What to work on:
Here are some entries; quote each one exactly.

Records provided:
────────────────────────────────────────

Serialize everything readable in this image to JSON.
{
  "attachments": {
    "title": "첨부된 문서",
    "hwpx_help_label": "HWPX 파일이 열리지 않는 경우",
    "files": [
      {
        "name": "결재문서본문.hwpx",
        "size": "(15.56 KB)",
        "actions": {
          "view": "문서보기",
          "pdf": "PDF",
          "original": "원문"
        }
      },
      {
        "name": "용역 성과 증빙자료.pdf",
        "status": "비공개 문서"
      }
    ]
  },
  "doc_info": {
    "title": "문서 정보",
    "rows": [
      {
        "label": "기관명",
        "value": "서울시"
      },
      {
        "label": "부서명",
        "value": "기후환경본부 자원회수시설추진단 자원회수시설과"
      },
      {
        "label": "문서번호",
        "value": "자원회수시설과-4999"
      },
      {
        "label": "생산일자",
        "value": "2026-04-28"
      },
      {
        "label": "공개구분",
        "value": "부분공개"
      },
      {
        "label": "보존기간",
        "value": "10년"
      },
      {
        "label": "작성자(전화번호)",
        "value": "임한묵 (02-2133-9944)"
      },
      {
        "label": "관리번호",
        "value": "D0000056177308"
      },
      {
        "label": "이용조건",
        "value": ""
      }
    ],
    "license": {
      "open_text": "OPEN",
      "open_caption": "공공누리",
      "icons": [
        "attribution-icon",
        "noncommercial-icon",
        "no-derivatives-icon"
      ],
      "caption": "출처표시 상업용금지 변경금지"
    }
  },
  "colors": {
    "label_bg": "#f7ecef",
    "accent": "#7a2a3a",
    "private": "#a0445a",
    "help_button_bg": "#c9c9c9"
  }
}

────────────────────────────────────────

Solution for this task:
Serialize everything readable in this image to JSON.
{
  "attachments": {
    "title": "첨부된 문서",
    "hwpx_help_label": "HWPX 파일이 열리지 않는 경우",
    "files": [
      {
        "name": "결재문서본문.hwpx",
        "size": "(15.56 KB)",
        "actions": {
          "view": "문서보기",
          "pdf": "PDF",
          "original": "원문"
        }
      },
      {
        "name": "용역 성과 증빙자료.pdf",
        "status": "비공개 문서"
      }
    ]
  },
  "doc_info": {
    "title": "문서 정보",
    "rows": [
      {
        "label": "기관명",
        "value": "서울시"
      },
      {
        "label": "부서명",
        "value": "기후환경본부 자원회수시설추진단 자원회수시설과"
      },
      {
        "label": "문서번호",
        "value": "자원회수시설과-4999"
      },
      {
        "label": "생산일자",
        "value": "2026-04-28"
      },
      {
        "label": "공개구분",
        "value": "부분공개"
      },
      {
        "label": "보존기간",
        "value": "10년"
      },
      {
        "label": "작성자(전화번호)",
        "value": "임한묵 (02-2133-9944)"
      },
      {
        "label": "관리번호",
        "value": "D0000056177308"
      },
      {
        "label": "이용조건",
        "value": ""
      }
    ],
    "license": {
      "open_text": "OPEN",
      "open_caption": "공공누리",
      "icons": [
        "attribution-icon",
        "noncommercial-icon",
        "no-derivatives-icon"
      ],
      "caption": "출처표시 상업용금지 변경금지"
    }
  },
  "colors": {
    "label_bg": "#f7ecef",
    "accent": "#7a2a3a",
    "private": "#a0445a",
    "help_button_bg": "#c9c9c9"
  }
}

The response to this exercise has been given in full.